Can you tell me, Mon, why you choose to photograph this place in the way that you do?I'm interested in the notion of documentary as a record of place. For me it's about the experience of transit: across space, through time, recording changes of form, both social and physical in an everyday suburban context. The photographing of these local streets provides me with an ongoing document of the space between image and experience. The images form a deadpan citation of sites that have located themselves in the peripheral of my everyday. They are random snapshots taken from one of many repeated rides through the same roads at different times on different days, but seen in relation, they form a representation of my life and a portrait of this place.
Uh oh, where now? Left or right? WHOOPS! Wrong way, but look at the colour of that magnolia there! Got it Mon? (click-click-click, click-click) Counsel, Lloyd, Thomas, Seaview, right down Martin (click-click-click, click-click), Verona, Chatham, Parkdale 'cross Fontenoy, Monaghan, Grant (click-click-click, click-click) … back again, one more time, and another, see it? YES!
CONTAIN, FRAME, FIX, ORDER, HOLD, DISPLAY, SHOW
Gardening expressed an individual's creative vision and created a personal space. It broadened the roles of women in household and community, and ultimately facilitated their roles as cultural colonisers along with men. A garden both incorporated and symbolised the complex process of becoming a New Zealander and even in part defined what that could mean. Katherine Raine, Domesticating the Land: Colonial Women's Gardening, edited by Bronwyn Dalley and Bronwyn Labrum, Auckland, 2000
Do you see these flowering trees as gendered, Mon?
Are we looking at big blousy girls or are they, as you have said before when talking about the trees on Allendale, un-gendered personages? What makes these trees so anthropomorphic? Is it their scale, form and singularity - their aloneness on the stage of the domestic house front?
Low-waisted, broad-beamed, big-skirted, fat-as-a-house camellia really is almost as fat as the house - from the road, in the car, whizzing by that is. Mount Royal Avenue's princess in red and green stands there in the middle of the lawn looking for love.

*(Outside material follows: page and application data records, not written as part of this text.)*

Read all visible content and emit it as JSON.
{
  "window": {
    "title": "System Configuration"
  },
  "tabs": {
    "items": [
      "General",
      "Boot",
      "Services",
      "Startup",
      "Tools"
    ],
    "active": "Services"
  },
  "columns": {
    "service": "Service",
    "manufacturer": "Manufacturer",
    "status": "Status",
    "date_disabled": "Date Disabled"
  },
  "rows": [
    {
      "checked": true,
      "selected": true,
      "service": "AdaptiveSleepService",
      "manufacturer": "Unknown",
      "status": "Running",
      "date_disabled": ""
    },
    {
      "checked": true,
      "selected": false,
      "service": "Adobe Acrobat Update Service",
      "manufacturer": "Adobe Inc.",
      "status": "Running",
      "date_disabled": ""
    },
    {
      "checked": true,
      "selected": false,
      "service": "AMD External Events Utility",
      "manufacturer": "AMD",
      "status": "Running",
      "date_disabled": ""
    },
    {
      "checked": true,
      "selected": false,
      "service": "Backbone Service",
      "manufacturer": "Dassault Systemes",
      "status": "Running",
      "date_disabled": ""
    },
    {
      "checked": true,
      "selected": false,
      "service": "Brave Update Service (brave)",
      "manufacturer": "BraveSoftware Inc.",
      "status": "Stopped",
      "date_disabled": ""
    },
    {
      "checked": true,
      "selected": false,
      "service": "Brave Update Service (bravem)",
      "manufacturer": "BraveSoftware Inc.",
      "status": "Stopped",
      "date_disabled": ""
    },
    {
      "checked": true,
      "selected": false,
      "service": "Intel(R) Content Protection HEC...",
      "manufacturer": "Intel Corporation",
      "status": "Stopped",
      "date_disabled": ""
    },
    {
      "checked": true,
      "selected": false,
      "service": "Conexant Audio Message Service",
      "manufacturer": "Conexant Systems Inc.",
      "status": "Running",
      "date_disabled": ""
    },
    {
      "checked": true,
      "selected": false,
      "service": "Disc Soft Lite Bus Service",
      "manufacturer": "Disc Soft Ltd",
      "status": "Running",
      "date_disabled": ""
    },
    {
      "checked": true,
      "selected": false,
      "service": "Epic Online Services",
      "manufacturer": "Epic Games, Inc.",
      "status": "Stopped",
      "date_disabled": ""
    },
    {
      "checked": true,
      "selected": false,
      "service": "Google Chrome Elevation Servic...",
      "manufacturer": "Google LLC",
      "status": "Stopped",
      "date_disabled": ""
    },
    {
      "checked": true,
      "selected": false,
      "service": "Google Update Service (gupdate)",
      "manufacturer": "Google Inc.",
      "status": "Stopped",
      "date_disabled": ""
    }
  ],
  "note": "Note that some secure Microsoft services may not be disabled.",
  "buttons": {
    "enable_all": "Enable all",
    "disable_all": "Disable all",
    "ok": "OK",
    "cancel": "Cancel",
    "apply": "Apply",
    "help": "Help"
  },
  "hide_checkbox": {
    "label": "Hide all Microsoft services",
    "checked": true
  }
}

It occurs to me later after our drive-by, walking along Sarsfield Street then up Sentinel - these newly renovated front gardens are remarkably homogenous. Consistently austere, white and green only; manly neat and maintenance light. There is no leaf litter from a box hedge back-planted with gardenias and standard Icebergs. Mass, horizontal, low, staged planting tells no tales from passing. These front gardens are formal, presentational spaces for the architecture that lies behind. A kind of textured visual foreground that gives ground and threshold to the fortress of home. Secure, stable spaces where no one can hide - or dream.
Here on Sentinel, magnolias are still in :), but rhododendrons (TOO PINK) are out :(. Blousy, gushing, messy (emotional?) trees are OUT. Cool, white restraint is the (strict) order of the day. Sigh. Those gardenias are so far back from the street, I'll never get a whiff of that heavenly scent.
Over New North, down Woodward, round and down Jerram back up Jersey home?
Let's do Allendale again? The cranberry pink's gone, but the rhodys will be budding up along that stretch between Douglas and Mt Albert Road. Ok, which way? Where's that big white rhody again? Duart or La Veta?
Treespotting - Monique Redmond & Tanya Eccleston